At the risk of painting with too broad of strokes, much of the course up to this point has been dedicated to examining things which prima facie seem mundane, yet which upon further inspection host a wealth of complexity. In order to reflect this, the center of my diagram is a typical depiction of a house and a yard - its unremarkable and easily overlooked.
This is the map that I drew to represent what we have learned this quarter. I started in the center with the word “pencil”, since that was the first topic we covered in class. Around “pencil”, I drew some of the first things I remembered from the lesson such as the picture of the graphite pencil, a tree, and the structure of graphite. From there I added words that I remembered from lectures such as deforestation, carbon, hexagons, etc.

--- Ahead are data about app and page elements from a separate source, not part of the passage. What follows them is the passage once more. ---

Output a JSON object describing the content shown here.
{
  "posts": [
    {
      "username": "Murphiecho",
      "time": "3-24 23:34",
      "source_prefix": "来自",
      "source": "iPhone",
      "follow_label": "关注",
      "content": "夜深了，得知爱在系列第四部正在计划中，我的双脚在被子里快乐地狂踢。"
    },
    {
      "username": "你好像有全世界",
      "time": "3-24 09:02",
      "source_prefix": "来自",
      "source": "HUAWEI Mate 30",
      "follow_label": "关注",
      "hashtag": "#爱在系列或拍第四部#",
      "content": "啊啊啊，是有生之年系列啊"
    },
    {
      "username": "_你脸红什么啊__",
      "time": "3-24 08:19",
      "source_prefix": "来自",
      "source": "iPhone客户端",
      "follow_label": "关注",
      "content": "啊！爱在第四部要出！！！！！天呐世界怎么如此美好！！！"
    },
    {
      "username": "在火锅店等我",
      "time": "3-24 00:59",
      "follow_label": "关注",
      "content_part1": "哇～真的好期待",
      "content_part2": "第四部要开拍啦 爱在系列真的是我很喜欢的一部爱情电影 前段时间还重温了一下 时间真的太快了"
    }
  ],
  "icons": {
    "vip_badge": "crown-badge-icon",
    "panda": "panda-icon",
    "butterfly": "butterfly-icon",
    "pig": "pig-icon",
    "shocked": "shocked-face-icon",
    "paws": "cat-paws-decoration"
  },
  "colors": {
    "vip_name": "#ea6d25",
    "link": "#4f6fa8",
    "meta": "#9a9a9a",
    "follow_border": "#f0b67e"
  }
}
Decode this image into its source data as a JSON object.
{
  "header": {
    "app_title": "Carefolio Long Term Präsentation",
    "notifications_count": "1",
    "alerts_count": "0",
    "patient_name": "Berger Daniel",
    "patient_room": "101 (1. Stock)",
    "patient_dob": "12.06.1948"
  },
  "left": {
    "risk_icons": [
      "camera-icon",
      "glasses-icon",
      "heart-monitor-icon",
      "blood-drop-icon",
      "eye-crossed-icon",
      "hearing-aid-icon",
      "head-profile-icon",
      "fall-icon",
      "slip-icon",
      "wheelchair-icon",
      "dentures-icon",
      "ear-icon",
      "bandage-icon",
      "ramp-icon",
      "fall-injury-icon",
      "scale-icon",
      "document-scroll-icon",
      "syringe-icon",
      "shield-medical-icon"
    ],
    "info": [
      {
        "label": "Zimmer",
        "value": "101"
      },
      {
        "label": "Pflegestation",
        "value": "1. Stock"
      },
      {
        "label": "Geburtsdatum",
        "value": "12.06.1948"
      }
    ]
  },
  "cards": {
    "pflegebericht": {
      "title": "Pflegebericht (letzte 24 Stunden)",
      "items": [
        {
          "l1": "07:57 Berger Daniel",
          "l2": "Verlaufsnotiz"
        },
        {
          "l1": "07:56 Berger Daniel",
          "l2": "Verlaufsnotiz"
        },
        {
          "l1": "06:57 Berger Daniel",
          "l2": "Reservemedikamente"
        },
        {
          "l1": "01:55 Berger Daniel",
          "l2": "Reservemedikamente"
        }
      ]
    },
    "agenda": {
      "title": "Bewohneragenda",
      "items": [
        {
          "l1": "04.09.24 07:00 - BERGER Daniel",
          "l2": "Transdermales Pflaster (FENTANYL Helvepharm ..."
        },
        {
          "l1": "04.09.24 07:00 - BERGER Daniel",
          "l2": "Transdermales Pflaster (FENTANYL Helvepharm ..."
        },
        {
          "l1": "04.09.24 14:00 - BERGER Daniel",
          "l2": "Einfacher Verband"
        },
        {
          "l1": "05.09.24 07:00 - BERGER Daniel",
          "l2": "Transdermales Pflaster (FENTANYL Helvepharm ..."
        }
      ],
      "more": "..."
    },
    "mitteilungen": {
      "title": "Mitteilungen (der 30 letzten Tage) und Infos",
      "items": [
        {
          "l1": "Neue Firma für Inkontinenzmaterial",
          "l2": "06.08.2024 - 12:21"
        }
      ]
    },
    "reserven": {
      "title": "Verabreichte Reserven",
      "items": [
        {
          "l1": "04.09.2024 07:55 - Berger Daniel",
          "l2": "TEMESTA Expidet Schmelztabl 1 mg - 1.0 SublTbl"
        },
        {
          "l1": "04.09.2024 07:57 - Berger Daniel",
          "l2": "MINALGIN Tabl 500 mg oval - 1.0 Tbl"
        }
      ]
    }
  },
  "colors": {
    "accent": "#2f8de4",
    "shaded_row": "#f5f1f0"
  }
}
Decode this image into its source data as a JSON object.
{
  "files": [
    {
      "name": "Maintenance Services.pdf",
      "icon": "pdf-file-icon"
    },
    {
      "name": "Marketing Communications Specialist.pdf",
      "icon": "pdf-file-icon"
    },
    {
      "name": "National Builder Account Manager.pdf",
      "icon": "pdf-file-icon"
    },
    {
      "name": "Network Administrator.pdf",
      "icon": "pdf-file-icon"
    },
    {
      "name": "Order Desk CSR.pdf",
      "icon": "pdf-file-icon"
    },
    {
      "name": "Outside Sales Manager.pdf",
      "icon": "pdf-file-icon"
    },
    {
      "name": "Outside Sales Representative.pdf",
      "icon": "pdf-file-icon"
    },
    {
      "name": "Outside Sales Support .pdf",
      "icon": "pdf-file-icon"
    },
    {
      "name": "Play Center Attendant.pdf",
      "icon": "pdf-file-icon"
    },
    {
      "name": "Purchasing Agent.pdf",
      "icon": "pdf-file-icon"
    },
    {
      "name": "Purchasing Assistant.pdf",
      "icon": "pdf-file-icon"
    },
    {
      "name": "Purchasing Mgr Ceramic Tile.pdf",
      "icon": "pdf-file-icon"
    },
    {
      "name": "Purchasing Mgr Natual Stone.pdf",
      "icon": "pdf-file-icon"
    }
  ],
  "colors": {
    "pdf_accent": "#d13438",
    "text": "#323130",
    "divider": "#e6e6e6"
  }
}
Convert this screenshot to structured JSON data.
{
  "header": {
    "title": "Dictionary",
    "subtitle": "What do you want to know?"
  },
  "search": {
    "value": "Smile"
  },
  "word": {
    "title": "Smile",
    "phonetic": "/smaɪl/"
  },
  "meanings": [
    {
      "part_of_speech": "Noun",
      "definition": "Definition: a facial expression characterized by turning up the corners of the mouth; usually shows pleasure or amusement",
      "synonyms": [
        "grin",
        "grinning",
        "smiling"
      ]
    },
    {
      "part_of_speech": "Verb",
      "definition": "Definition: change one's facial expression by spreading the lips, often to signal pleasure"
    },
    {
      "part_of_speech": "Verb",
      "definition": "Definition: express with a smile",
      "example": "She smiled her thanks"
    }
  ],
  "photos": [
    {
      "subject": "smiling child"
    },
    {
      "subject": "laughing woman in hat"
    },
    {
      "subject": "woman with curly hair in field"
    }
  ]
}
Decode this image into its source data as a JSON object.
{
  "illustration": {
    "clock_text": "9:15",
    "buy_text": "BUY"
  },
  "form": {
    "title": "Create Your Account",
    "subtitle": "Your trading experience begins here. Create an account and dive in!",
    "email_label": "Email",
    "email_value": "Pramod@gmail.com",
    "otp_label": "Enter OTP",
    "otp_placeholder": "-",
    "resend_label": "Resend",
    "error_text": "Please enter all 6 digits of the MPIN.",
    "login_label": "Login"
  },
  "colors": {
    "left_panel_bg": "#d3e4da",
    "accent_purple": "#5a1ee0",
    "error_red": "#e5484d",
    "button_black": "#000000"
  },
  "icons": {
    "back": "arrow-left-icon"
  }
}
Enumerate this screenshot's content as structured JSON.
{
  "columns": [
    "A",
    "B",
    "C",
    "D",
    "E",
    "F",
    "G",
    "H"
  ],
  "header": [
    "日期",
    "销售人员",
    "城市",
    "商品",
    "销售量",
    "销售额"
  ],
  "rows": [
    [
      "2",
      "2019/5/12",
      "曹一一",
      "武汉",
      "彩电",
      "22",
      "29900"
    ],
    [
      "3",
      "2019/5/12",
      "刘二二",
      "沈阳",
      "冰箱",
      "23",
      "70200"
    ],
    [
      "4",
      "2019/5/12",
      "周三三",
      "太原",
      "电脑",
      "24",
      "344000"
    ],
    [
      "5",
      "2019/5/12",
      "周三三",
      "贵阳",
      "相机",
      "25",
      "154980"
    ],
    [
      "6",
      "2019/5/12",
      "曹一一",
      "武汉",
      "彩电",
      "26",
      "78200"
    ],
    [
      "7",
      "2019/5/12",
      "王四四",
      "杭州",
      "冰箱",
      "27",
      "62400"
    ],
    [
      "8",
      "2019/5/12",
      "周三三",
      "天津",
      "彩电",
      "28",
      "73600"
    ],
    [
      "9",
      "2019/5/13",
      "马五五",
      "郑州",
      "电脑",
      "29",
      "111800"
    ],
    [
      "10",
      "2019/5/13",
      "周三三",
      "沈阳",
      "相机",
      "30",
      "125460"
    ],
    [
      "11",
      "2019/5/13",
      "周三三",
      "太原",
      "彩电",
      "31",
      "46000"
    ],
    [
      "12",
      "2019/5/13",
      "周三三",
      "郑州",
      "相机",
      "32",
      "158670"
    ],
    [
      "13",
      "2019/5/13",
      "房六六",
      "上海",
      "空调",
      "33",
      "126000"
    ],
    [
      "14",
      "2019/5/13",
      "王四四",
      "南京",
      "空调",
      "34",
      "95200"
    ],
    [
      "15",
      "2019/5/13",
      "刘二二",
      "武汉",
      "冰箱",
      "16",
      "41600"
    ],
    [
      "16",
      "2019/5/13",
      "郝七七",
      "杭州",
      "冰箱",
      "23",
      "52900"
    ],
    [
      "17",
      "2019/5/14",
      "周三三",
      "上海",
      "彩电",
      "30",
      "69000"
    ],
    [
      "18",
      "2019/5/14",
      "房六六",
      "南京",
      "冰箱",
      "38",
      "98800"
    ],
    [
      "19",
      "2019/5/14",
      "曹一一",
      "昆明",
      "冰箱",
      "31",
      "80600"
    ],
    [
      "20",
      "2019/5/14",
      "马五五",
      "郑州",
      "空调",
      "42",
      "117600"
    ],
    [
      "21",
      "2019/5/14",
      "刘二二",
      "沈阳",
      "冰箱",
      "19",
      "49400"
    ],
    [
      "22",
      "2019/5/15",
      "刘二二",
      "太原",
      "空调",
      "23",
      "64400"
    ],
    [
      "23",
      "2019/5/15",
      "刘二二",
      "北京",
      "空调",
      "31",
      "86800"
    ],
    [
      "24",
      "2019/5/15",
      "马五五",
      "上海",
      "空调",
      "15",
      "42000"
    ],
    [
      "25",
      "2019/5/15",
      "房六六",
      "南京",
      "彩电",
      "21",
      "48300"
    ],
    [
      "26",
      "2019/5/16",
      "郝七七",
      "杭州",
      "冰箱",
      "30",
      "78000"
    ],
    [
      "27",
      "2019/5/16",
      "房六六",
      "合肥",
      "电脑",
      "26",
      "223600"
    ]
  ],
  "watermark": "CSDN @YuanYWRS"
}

In making this map of connections, I started with the basics: pencils, serendipity, bread, and fungi. It was easy at first remembering all of the essential components from each class assignment (i.e. wooden pencil manufacturing leads to major deforestation consequences). However, to then connect the weekly assignments together is a tad bit more daunting.
As I drew my diagram, I went back to Week 2—when we had to think of ONE word to describe our exploration or serendipitous place. I wanted to find ONE word to describe this class and came up with interconnected. Isn’t it odd that two polar opposite subjects are so intertwined, who would’ve thought after seeing the deep division between North and South Campus? Everything is interconnected on this earth regardless of if we see it or not. I may see a connection but for someone else, it may seem like a stretch.
During the past five weeks, we have explored various areas of art and science. Instead of viewing each topic as a separate entity, I wanted to focus on their similarities and connections in my drawing. Each little cloud provides a glimpse into what we learned during a particular week. In the middle we see a nucleus with an electron cloud surrounding the protons and neutrons in the middle.
It's been halfway through the quarter, and I didn't expect to have this much fun while learning interesting topics in our biotechnology and art class. The class began with learning about the pencil. A pencil is a tool we have used throughout our educational life, and we see the components that make up the pencil all around us when we step outside. The components that made up the pencil are so crucial, and yet we take it for granted.